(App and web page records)
- Opening Delimiter -
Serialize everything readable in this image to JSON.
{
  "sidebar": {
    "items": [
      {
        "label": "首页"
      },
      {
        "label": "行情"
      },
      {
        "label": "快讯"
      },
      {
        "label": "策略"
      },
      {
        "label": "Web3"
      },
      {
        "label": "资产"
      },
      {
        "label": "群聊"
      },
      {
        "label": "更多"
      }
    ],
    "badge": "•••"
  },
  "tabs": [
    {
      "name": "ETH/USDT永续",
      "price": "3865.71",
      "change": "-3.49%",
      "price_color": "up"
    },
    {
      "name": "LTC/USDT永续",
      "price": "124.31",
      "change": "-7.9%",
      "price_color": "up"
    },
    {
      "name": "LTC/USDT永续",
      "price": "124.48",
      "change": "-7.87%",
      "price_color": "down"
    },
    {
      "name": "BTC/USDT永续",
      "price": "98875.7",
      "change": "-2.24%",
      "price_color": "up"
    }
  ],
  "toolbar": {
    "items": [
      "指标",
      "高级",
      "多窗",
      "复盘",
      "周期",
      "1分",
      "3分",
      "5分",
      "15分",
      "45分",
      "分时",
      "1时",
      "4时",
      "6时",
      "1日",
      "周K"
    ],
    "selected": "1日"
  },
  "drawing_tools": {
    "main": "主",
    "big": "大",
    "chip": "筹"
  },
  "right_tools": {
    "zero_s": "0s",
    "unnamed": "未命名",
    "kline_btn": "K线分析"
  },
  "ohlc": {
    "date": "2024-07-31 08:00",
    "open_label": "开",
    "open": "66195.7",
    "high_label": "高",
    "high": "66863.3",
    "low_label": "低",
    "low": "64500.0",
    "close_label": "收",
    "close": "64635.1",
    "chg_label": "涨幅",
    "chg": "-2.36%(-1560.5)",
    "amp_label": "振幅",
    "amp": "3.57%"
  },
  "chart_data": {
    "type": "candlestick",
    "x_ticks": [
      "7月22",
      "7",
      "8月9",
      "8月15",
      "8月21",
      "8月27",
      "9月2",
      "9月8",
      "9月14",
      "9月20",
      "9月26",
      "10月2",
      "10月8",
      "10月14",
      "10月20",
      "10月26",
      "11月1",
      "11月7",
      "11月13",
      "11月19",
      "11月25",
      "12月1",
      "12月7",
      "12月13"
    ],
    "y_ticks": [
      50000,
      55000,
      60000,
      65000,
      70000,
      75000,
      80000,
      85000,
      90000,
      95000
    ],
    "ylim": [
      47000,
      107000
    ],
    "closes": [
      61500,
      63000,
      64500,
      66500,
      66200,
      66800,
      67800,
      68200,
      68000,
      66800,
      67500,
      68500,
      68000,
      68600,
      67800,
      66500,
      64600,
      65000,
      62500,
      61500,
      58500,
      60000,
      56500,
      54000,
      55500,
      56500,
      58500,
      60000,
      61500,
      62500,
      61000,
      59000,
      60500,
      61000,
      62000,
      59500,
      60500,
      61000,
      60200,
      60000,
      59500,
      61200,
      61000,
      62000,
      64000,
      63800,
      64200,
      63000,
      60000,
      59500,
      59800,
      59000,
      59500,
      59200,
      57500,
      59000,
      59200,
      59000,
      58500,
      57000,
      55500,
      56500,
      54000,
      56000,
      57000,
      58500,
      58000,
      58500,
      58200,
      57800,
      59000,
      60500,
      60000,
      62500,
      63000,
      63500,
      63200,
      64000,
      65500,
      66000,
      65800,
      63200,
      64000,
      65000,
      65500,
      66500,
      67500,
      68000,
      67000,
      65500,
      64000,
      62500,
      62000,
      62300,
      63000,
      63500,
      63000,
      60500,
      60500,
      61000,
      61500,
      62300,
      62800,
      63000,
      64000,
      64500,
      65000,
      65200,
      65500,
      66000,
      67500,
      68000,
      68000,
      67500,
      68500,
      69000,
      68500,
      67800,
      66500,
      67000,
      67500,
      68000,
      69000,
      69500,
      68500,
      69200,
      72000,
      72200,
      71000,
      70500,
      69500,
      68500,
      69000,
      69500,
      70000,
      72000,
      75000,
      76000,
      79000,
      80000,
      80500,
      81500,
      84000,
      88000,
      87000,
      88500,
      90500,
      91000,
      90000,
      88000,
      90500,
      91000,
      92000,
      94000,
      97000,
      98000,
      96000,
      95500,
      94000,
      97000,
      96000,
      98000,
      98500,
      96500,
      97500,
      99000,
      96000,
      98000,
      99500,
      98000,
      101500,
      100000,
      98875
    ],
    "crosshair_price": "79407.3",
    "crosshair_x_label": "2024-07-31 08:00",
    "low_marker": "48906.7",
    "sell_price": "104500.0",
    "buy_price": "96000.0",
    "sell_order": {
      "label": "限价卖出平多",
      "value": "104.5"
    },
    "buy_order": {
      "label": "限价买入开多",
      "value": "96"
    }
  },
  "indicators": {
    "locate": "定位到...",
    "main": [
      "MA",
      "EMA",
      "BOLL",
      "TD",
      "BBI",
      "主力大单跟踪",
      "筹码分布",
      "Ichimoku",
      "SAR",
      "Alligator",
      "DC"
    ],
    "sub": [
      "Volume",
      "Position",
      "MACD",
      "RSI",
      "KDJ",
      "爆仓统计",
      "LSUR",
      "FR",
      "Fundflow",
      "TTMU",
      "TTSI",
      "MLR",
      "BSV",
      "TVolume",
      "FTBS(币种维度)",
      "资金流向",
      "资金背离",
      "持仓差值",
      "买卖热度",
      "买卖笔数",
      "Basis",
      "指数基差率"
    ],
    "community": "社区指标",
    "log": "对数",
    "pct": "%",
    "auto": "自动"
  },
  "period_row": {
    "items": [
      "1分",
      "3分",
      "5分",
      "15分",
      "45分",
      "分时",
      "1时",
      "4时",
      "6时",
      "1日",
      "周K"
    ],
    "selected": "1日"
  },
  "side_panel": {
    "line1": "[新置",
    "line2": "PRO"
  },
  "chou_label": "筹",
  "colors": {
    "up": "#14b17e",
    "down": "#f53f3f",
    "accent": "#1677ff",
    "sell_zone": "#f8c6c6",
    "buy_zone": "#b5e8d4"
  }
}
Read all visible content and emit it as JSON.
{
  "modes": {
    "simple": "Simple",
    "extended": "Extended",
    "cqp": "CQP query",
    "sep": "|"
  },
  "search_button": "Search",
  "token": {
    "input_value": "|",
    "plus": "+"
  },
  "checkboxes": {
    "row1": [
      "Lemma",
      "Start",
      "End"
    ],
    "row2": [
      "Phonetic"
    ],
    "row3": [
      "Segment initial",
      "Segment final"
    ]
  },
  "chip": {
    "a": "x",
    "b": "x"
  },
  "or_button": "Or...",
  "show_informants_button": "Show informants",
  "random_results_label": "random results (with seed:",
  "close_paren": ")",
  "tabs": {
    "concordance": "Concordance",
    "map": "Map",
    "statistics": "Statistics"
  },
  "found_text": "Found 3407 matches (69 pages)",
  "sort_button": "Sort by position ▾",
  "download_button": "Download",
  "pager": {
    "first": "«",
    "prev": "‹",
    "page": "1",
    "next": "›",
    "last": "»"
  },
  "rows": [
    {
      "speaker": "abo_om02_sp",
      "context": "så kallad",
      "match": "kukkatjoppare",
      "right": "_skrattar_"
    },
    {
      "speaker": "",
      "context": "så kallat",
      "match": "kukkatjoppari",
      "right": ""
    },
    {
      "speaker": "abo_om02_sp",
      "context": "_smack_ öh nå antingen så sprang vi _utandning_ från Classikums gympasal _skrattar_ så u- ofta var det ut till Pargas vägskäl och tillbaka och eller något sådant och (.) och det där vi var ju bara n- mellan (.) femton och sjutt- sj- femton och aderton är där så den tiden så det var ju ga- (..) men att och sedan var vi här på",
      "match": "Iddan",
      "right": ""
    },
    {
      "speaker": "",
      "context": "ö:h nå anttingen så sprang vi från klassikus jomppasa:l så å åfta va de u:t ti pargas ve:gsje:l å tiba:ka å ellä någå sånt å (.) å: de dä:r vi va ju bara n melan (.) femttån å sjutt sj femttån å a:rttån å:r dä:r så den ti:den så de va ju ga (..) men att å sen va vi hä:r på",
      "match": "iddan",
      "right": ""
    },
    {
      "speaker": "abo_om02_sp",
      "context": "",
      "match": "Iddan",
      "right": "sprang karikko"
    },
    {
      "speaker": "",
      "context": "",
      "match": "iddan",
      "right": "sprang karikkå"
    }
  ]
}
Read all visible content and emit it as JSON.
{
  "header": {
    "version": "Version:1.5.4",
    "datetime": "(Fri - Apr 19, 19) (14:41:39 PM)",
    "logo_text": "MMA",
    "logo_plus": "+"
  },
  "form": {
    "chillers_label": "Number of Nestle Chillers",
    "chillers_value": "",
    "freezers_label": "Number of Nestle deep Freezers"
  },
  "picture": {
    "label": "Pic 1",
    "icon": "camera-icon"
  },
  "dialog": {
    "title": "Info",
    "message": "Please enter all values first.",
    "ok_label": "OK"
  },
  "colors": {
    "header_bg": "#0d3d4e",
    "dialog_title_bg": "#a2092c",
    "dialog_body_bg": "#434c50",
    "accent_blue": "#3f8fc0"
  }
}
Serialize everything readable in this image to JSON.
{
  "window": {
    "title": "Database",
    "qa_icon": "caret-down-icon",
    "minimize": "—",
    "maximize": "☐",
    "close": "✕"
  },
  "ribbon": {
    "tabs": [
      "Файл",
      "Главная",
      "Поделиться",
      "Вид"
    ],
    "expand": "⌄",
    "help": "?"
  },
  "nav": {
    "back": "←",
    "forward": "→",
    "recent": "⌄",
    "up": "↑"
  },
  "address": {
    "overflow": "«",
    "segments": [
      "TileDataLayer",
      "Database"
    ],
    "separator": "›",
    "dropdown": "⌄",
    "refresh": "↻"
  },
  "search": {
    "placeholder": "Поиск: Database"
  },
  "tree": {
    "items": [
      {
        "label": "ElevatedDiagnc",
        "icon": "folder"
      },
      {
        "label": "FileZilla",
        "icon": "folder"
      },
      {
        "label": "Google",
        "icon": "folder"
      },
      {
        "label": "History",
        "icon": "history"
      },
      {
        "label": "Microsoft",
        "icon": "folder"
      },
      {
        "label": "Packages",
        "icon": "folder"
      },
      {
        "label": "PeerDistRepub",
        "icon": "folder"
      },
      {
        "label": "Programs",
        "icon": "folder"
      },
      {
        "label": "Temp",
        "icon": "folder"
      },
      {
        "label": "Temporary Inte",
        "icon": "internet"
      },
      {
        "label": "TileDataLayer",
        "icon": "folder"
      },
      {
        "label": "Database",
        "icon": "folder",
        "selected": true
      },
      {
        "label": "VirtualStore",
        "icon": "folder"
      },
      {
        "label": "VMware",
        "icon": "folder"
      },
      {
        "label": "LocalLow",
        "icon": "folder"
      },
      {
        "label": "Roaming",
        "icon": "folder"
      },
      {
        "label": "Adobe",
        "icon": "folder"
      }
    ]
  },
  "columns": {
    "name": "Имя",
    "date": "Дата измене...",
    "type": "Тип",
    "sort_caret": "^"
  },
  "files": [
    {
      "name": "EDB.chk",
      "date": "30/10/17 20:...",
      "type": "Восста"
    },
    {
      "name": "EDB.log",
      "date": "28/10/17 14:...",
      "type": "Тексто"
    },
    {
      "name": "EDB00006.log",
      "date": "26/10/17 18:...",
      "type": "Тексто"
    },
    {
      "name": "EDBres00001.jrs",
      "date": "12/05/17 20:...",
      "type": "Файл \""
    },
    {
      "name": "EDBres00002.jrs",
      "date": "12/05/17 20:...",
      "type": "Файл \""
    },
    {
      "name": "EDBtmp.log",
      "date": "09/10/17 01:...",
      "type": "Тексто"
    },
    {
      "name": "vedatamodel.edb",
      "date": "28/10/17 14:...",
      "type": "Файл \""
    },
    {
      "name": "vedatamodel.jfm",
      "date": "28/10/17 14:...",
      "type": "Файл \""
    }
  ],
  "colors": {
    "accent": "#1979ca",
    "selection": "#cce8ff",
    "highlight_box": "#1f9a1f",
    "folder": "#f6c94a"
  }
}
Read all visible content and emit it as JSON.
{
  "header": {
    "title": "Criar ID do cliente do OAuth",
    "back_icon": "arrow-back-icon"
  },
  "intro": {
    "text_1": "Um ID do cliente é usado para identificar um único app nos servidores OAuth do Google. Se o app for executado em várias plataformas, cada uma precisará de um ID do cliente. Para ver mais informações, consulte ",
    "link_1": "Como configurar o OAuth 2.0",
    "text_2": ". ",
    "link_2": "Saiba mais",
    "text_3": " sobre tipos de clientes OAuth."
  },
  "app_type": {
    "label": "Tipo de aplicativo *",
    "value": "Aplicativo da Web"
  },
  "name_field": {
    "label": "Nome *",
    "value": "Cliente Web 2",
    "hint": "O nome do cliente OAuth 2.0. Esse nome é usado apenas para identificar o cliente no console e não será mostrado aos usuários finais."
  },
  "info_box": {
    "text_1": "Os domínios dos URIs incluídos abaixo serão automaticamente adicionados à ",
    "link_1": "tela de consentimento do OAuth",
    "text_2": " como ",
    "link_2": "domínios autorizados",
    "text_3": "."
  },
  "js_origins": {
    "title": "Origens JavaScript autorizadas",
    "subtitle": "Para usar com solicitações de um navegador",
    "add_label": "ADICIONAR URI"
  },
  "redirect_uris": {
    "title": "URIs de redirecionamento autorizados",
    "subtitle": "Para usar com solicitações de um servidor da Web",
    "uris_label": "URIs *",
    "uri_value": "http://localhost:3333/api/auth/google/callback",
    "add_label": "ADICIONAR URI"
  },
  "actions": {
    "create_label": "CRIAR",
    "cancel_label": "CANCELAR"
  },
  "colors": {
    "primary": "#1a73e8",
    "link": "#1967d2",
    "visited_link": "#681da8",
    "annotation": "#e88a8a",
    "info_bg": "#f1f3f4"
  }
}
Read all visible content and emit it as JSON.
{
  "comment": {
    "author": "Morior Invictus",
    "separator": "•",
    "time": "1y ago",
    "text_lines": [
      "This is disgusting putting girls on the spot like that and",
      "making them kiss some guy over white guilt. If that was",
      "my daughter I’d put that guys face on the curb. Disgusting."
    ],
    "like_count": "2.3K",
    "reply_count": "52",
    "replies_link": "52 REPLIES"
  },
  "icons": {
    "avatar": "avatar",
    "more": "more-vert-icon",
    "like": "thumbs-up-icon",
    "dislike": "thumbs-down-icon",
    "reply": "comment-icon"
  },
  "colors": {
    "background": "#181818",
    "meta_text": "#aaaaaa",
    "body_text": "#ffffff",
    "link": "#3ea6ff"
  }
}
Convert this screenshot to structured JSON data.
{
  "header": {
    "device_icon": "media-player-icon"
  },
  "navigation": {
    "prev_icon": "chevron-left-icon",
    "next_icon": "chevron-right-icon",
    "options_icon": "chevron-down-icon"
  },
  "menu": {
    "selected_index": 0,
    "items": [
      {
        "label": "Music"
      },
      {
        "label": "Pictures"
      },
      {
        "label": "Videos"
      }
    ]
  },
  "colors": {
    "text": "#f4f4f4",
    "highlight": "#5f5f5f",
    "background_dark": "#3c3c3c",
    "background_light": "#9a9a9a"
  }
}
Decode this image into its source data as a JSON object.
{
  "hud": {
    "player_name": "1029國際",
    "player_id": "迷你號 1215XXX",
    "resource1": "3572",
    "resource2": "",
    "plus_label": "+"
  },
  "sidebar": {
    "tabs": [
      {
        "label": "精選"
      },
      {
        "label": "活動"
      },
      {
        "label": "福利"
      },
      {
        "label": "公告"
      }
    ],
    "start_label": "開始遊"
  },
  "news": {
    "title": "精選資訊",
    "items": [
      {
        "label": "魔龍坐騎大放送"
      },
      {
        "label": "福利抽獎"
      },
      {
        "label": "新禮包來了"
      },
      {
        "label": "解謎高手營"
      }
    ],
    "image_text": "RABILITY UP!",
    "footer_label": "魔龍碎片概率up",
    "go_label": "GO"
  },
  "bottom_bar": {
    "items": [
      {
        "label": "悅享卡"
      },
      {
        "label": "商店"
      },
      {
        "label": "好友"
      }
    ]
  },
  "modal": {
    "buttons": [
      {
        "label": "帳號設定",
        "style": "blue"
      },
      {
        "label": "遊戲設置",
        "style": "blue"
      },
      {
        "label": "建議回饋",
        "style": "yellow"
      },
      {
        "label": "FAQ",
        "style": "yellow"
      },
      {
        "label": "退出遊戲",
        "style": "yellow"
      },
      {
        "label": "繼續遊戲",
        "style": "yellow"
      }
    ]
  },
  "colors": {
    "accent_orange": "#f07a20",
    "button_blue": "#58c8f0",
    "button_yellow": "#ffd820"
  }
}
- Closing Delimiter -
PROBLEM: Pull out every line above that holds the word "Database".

COMPLETED EXERCISE:
    "title": "Database",
      "Database"
    "placeholder": "Поиск: Database"
        "label": "Database",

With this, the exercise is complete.